- _TASK BRIEF_
Beneath this task are records; state how many of their lines hold the word "порта", and nothing else.

***

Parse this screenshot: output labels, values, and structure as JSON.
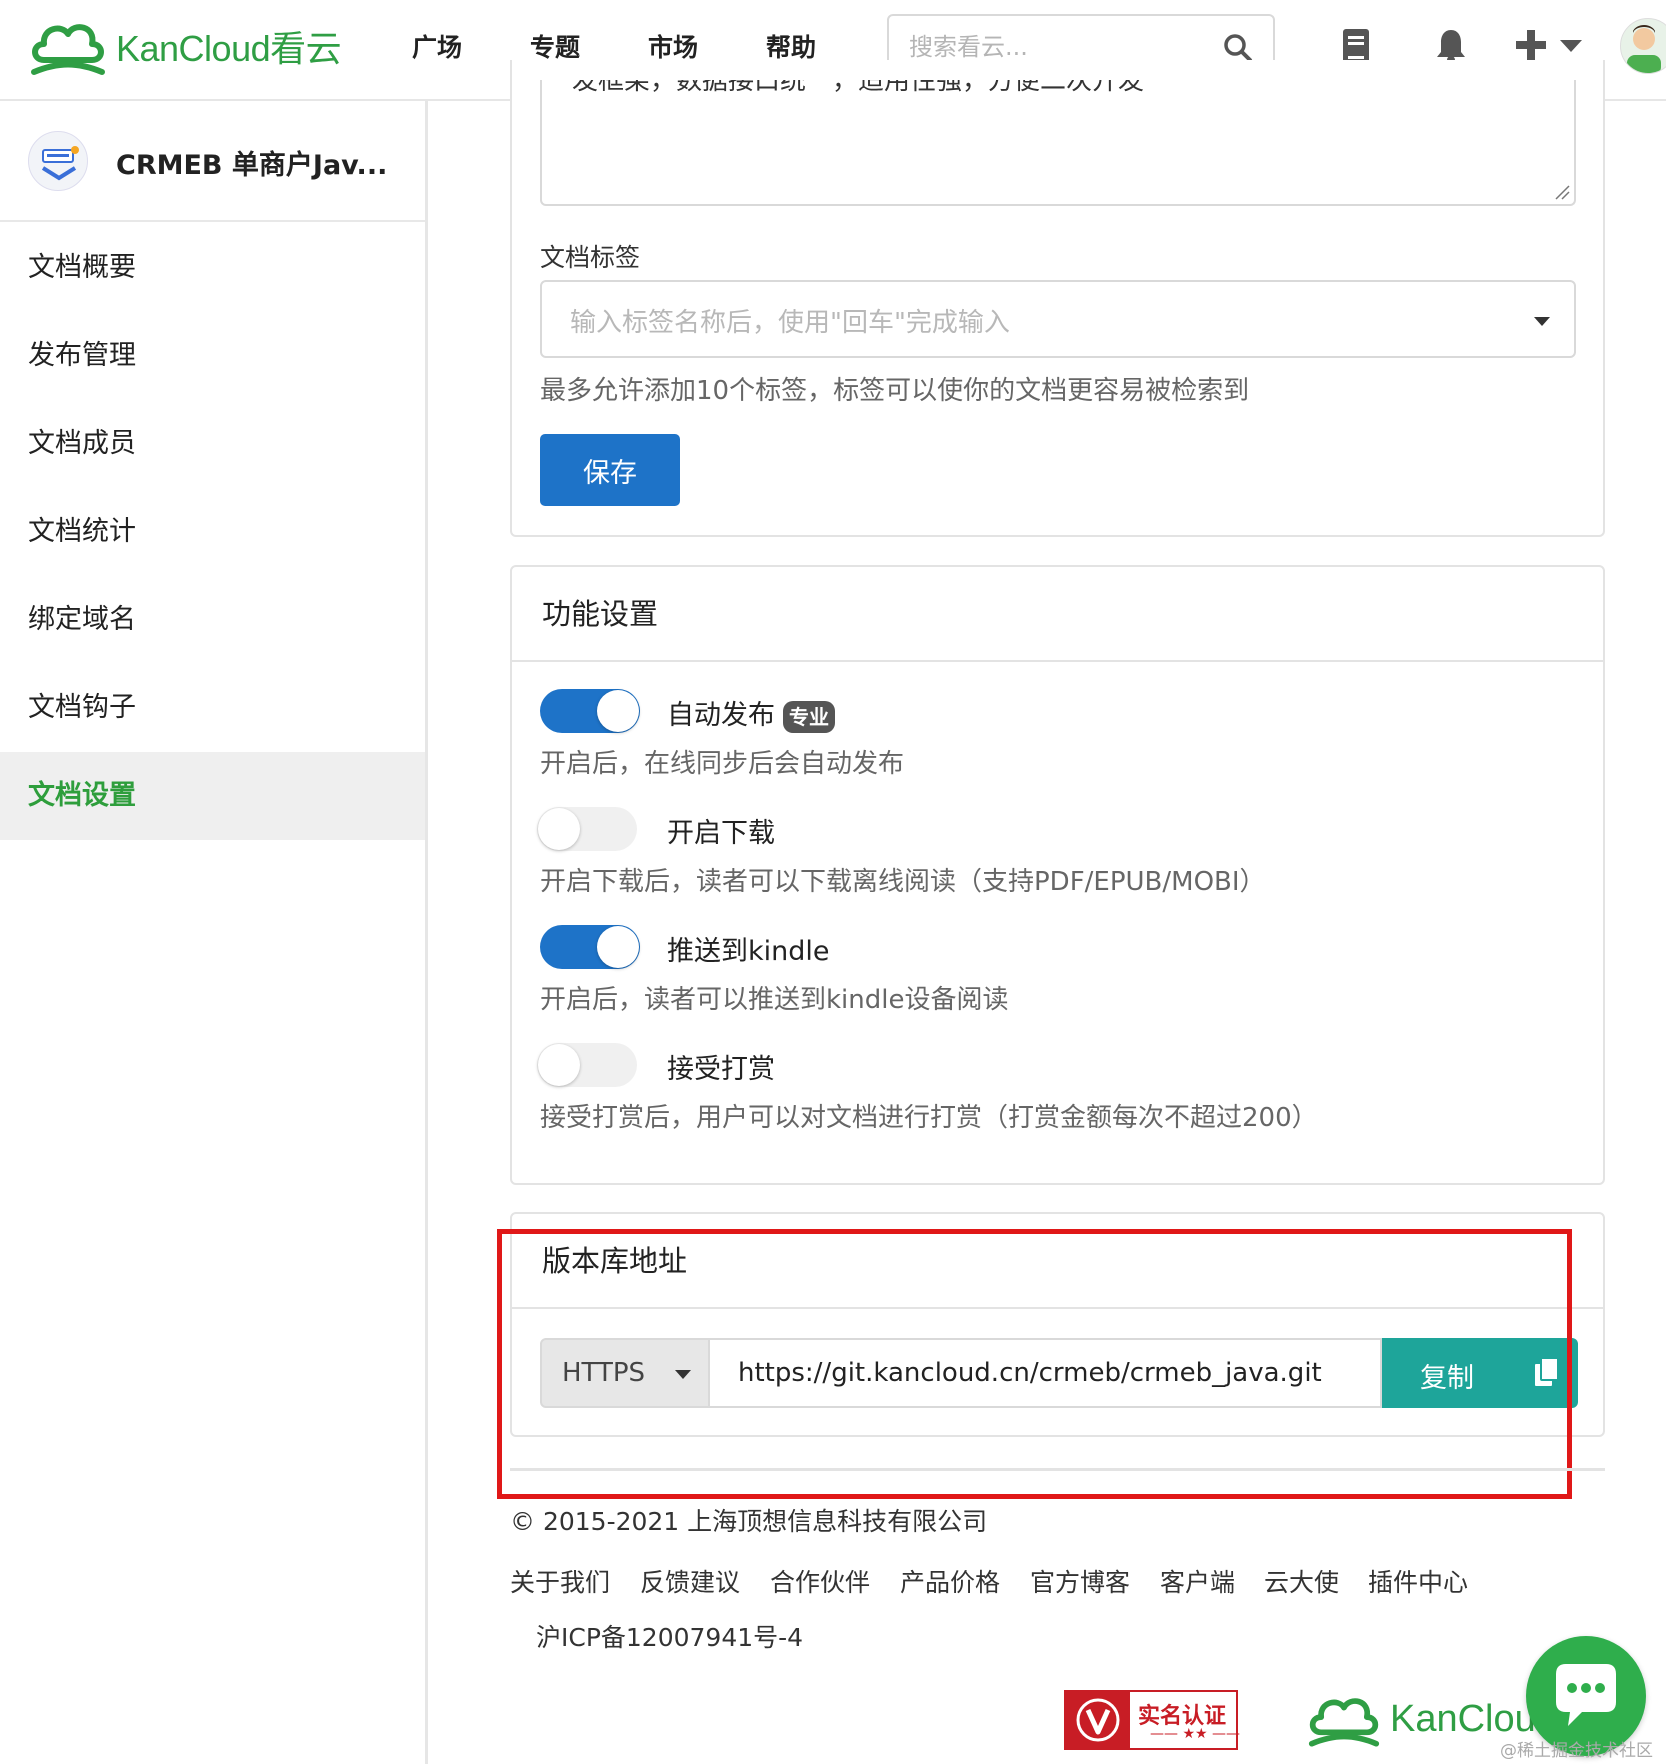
{
  "brand": {
    "name": "KanCloud",
    "name_cn": "看云",
    "color": "#2f9e44"
  },
  "nav": {
    "links": [
      "广场",
      "专题",
      "市场",
      "帮助"
    ]
  },
  "search": {
    "placeholder": "搜索看云..."
  },
  "header_icons": [
    "book-icon",
    "bell-icon",
    "plus-icon",
    "chevron-down-icon",
    "avatar"
  ],
  "sidebar": {
    "book_title": "CRMEB 单商户Jav...",
    "items": [
      "文档概要",
      "发布管理",
      "文档成员",
      "文档统计",
      "绑定域名",
      "文档钩子",
      "文档设置"
    ],
    "active_index": 6
  },
  "form": {
    "description_text": "发框架，数据接口统一，适用性强，方便二次开发",
    "tags_label": "文档标签",
    "tags_placeholder": "输入标签名称后，使用\"回车\"完成输入",
    "tags_help": "最多允许添加10个标签，标签可以使你的文档更容易被检索到",
    "save_label": "保存"
  },
  "features": {
    "title": "功能设置",
    "options": [
      {
        "label": "自动发布",
        "badge": "专业",
        "desc": "开启后，在线同步后会自动发布",
        "enabled": true
      },
      {
        "label": "开启下载",
        "desc": "开启下载后，读者可以下载离线阅读（支持PDF/EPUB/MOBI）",
        "enabled": false
      },
      {
        "label": "推送到kindle",
        "desc": "开启后，读者可以推送到kindle设备阅读",
        "enabled": true
      },
      {
        "label": "接受打赏",
        "desc": "接受打赏后，用户可以对文档进行打赏（打赏金额每次不超过200）",
        "enabled": false
      }
    ]
  },
  "repo": {
    "title": "版本库地址",
    "protocol": "HTTPS",
    "url": "https://git.kancloud.cn/crmeb/crmeb_java.git",
    "copy_label": "复制"
  },
  "footer": {
    "copyright": "© 2015-2021 上海顶想信息科技有限公司",
    "links": [
      "关于我们",
      "反馈建议",
      "合作伙伴",
      "产品价格",
      "官方博客",
      "客户端",
      "云大使",
      "插件中心"
    ],
    "icp": "沪ICP备12007941号-4",
    "verify_text": "实名认证",
    "verify_stars": "—— ★★ ——",
    "logo_text": "KanCloud"
  },
  "watermark": "@稀土掘金技术社区",
  "colors": {
    "primary": "#1e73c8",
    "teal": "#1ea59a",
    "green": "#2e9e3c",
    "highlight": "#e01818"
  }
}
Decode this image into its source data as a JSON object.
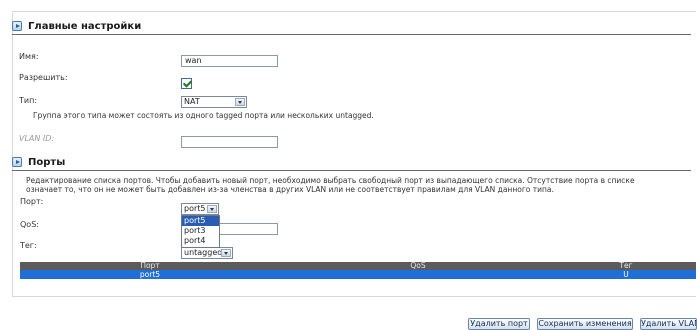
{
  "main_settings": {
    "title": "Главные настройки",
    "name_label": "Имя:",
    "name_value": "wan",
    "enable_label": "Разрешить:",
    "enable_checked": true,
    "type_label": "Тип:",
    "type_value": "NAT",
    "type_note": "Группа этого типа может состоять из одного tagged порта или нескольких untagged.",
    "vlan_id_label": "VLAN ID:",
    "vlan_id_value": ""
  },
  "ports": {
    "title": "Порты",
    "description_line1": "Редактирование списка портов. Чтобы добавить новый порт, необходимо выбрать свободный порт из выпадающего списка. Отсутствие порта в списке",
    "description_line2": "означает то, что он не может быть добавлен из-за членства в других VLAN или не соответствует правилам для VLAN данного типа.",
    "port_label": "Порт:",
    "port_value": "port5",
    "port_options": [
      "port5",
      "port3",
      "port4"
    ],
    "port_highlighted": "port5",
    "qos_label": "QoS:",
    "qos_value": "",
    "tag_label": "Тег:",
    "tag_value": "untagged"
  },
  "table": {
    "headers": [
      "Порт",
      "QoS",
      "Тег"
    ],
    "rows": [
      {
        "port": "port5",
        "qos": "",
        "tag": "U"
      }
    ]
  },
  "buttons": {
    "delete_port": "Удалить порт",
    "save_changes": "Сохранить изменения",
    "delete_vlan": "Удалить VLAN"
  },
  "colors": {
    "selected_row": "#1f6fd6",
    "table_header": "#5b5b5b",
    "dropdown_highlight": "#2a5db0"
  }
}
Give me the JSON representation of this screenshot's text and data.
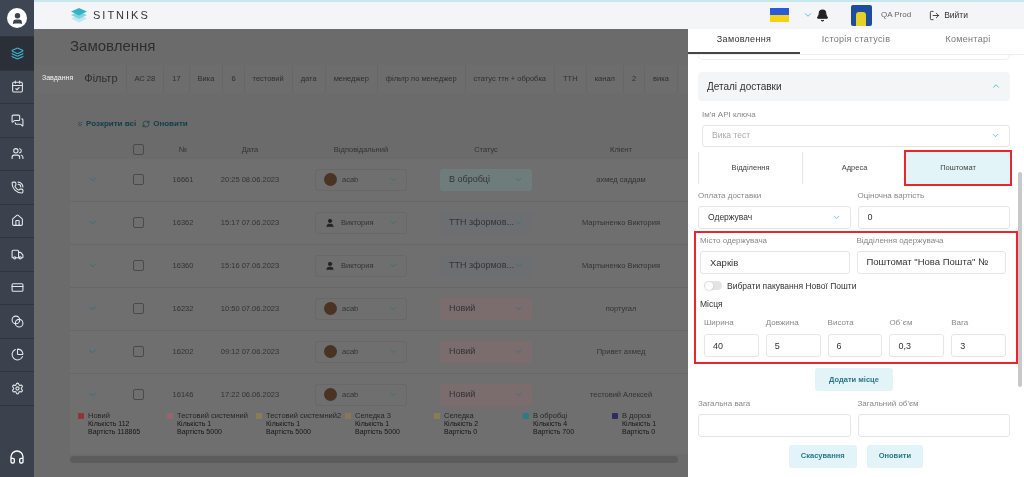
{
  "header": {
    "logo": "SITNIKS",
    "user": "QA Prod",
    "logout": "Вийти"
  },
  "sidebar": {
    "items": [
      {
        "selected": true
      },
      {
        "selected": false
      },
      {
        "selected": false
      },
      {
        "selected": false
      },
      {
        "selected": false
      },
      {
        "selected": false
      },
      {
        "selected": false
      },
      {
        "selected": false
      },
      {
        "selected": false
      },
      {
        "selected": false
      },
      {
        "selected": false
      }
    ]
  },
  "page": {
    "title": "Замовлення",
    "task_label": "Завдання",
    "filters": [
      "Фільтр",
      "АС 28",
      "17",
      "Вика",
      "6",
      "тестовий",
      "дата",
      "менеджер",
      "фільтр по менеджер",
      "статус ттн + обробка",
      "ТТН",
      "канал",
      "2",
      "вика"
    ],
    "actions": [
      "Розкрити всі",
      "Оновити"
    ]
  },
  "table": {
    "columns": [
      "№",
      "Дата",
      "Відповідальний",
      "Статус",
      "Клієнт"
    ],
    "all_checked": false,
    "rows": [
      {
        "number": "16661",
        "date": "20:25 08.06.2023",
        "manager": "acab",
        "kind": "photo",
        "status": "В обробці",
        "color": "#6f7c7c",
        "client": "ахмед саддам",
        "checked": false
      },
      {
        "number": "16362",
        "date": "15:17 07.06.2023",
        "manager": "Виктория",
        "kind": "person",
        "status": "ТТН зформов...",
        "color": "#6d6e72",
        "client": "Мартыненко Виктория",
        "checked": false
      },
      {
        "number": "16360",
        "date": "15:16 07.06.2023",
        "manager": "Виктория",
        "kind": "person",
        "status": "ТТН зформов...",
        "color": "#6d6e72",
        "client": "Мартыненко Виктория",
        "checked": false
      },
      {
        "number": "16232",
        "date": "10:50 07.06.2023",
        "manager": "acab",
        "kind": "photo",
        "status": "Новий",
        "color": "#7b6d6e",
        "client": "португал",
        "checked": false
      },
      {
        "number": "16202",
        "date": "09:12 07.06.2023",
        "manager": "acab",
        "kind": "photo",
        "status": "Новий",
        "color": "#7b6d6e",
        "client": "Привет ахмед",
        "checked": false
      },
      {
        "number": "16146",
        "date": "17:22 06.06.2023",
        "manager": "acab",
        "kind": "photo",
        "status": "Новий",
        "color": "#7b6d6e",
        "client": "тестовий Алексей",
        "checked": false
      }
    ]
  },
  "legend": [
    {
      "name": "Новий",
      "color": "#8e3535",
      "count": "Кількість 112",
      "sum": "Вартість 118865"
    },
    {
      "name": "Тестовий системний",
      "color": "#9a6367",
      "count": "Кількість 1",
      "sum": "Вартість 5000"
    },
    {
      "name": "Тестовий системний2",
      "color": "#8b7b57",
      "count": "Кількість 1",
      "sum": "Вартість 5000"
    },
    {
      "name": "Селедка 3",
      "color": "#8b7656",
      "count": "Кількість 1",
      "sum": "Вартість 5000"
    },
    {
      "name": "Селедка",
      "color": "#8d7b55",
      "count": "Кількість 2",
      "sum": "Вартість 0"
    },
    {
      "name": "В обробці",
      "color": "#2c7a86",
      "count": "Кількість 4",
      "sum": "Вартість 700"
    },
    {
      "name": "В дорозі",
      "color": "#2b2e5c",
      "count": "Кількість 1",
      "sum": "Вартість 0"
    }
  ],
  "panel": {
    "tabs": [
      {
        "label": "Замовлення",
        "selected": true
      },
      {
        "label": "Історія статусів",
        "selected": false
      },
      {
        "label": "Коментарі",
        "selected": false
      }
    ],
    "section": {
      "title": "Деталі доставки",
      "expanded": true
    },
    "api_key": {
      "label": "Ім'я API ключа",
      "placeholder": "Вика тест"
    },
    "delivery_types": [
      {
        "label": "Відділення",
        "selected": false
      },
      {
        "label": "Адреса",
        "selected": false
      },
      {
        "label": "Поштомат",
        "selected": true
      }
    ],
    "payment": {
      "label": "Оплата доставки",
      "value": "Одержувач"
    },
    "estimated": {
      "label": "Оціночна вартість",
      "value": "0"
    },
    "city": {
      "label": "Місто одержувача",
      "value": "Харків"
    },
    "branch": {
      "label": "Відділення одержувача",
      "value": "Поштомат \"Нова Пошта\" №"
    },
    "packaging": {
      "label": "Вибрати пакування Нової Пошти",
      "on": false
    },
    "places_title": "Місця",
    "places": [
      {
        "label": "Ширина",
        "value": "40"
      },
      {
        "label": "Довжина",
        "value": "5"
      },
      {
        "label": "Висота",
        "value": "6"
      },
      {
        "label": "Об`єм",
        "value": "0,3"
      },
      {
        "label": "Вага",
        "value": "3"
      }
    ],
    "add_button": "Додати місце",
    "total_weight": {
      "label": "Загальна вага"
    },
    "total_volume": {
      "label": "Загальний об'єм"
    },
    "buttons": [
      "Скасування",
      "Оновити"
    ]
  }
}
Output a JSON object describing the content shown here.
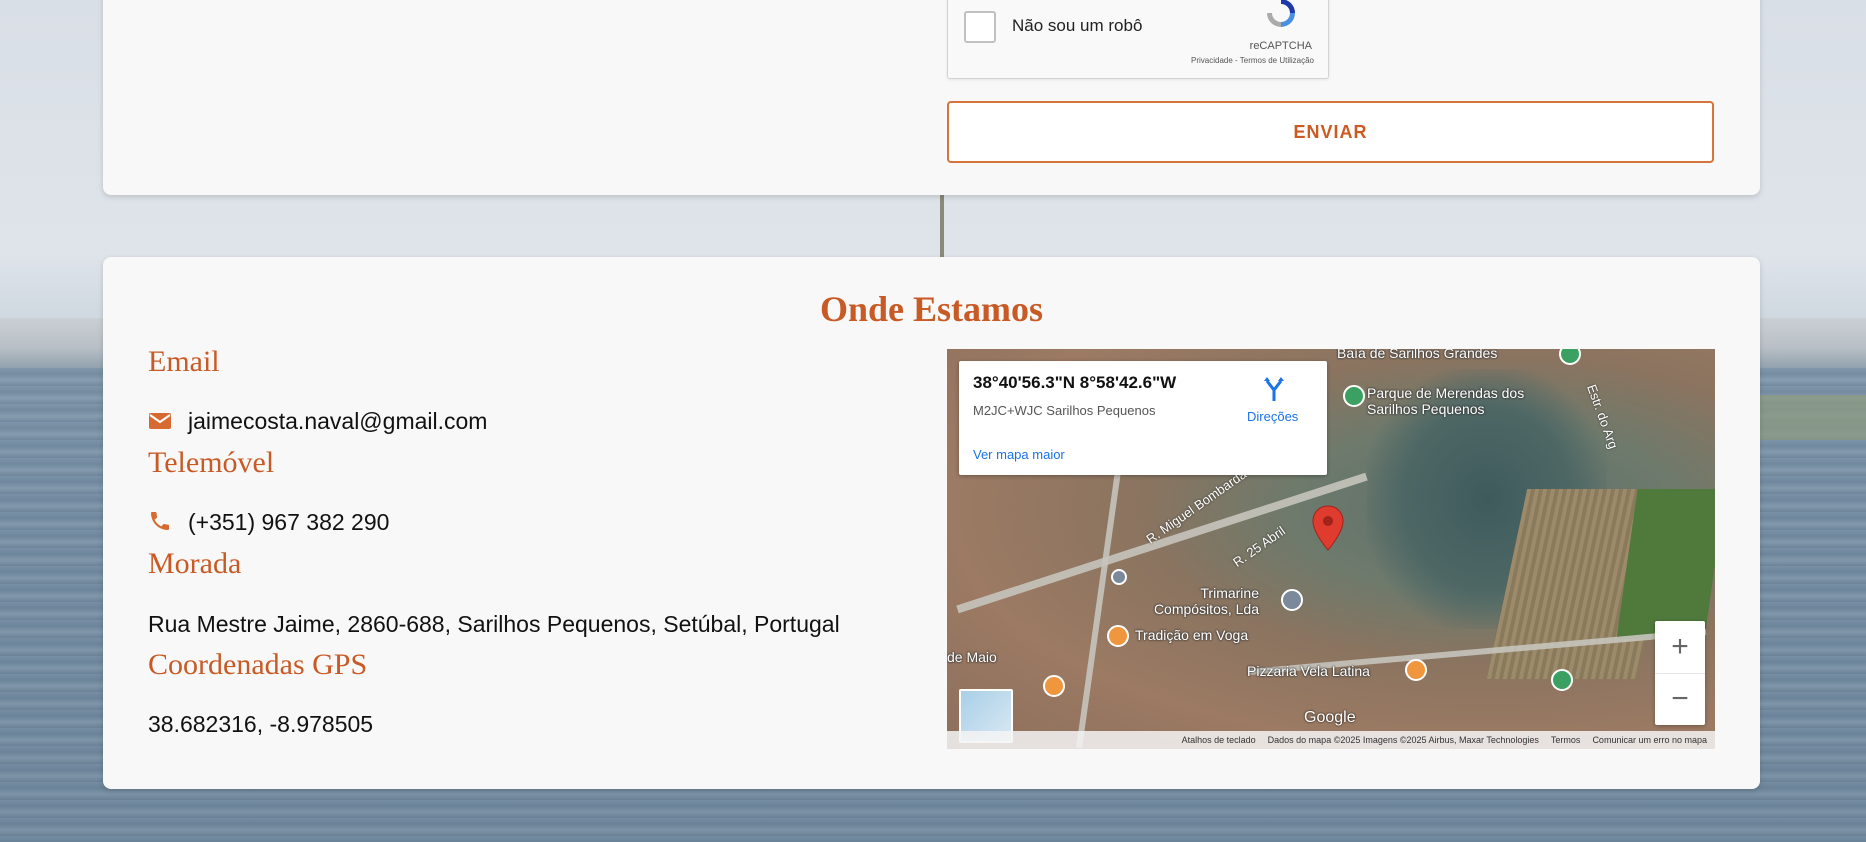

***

- _RESULT_
2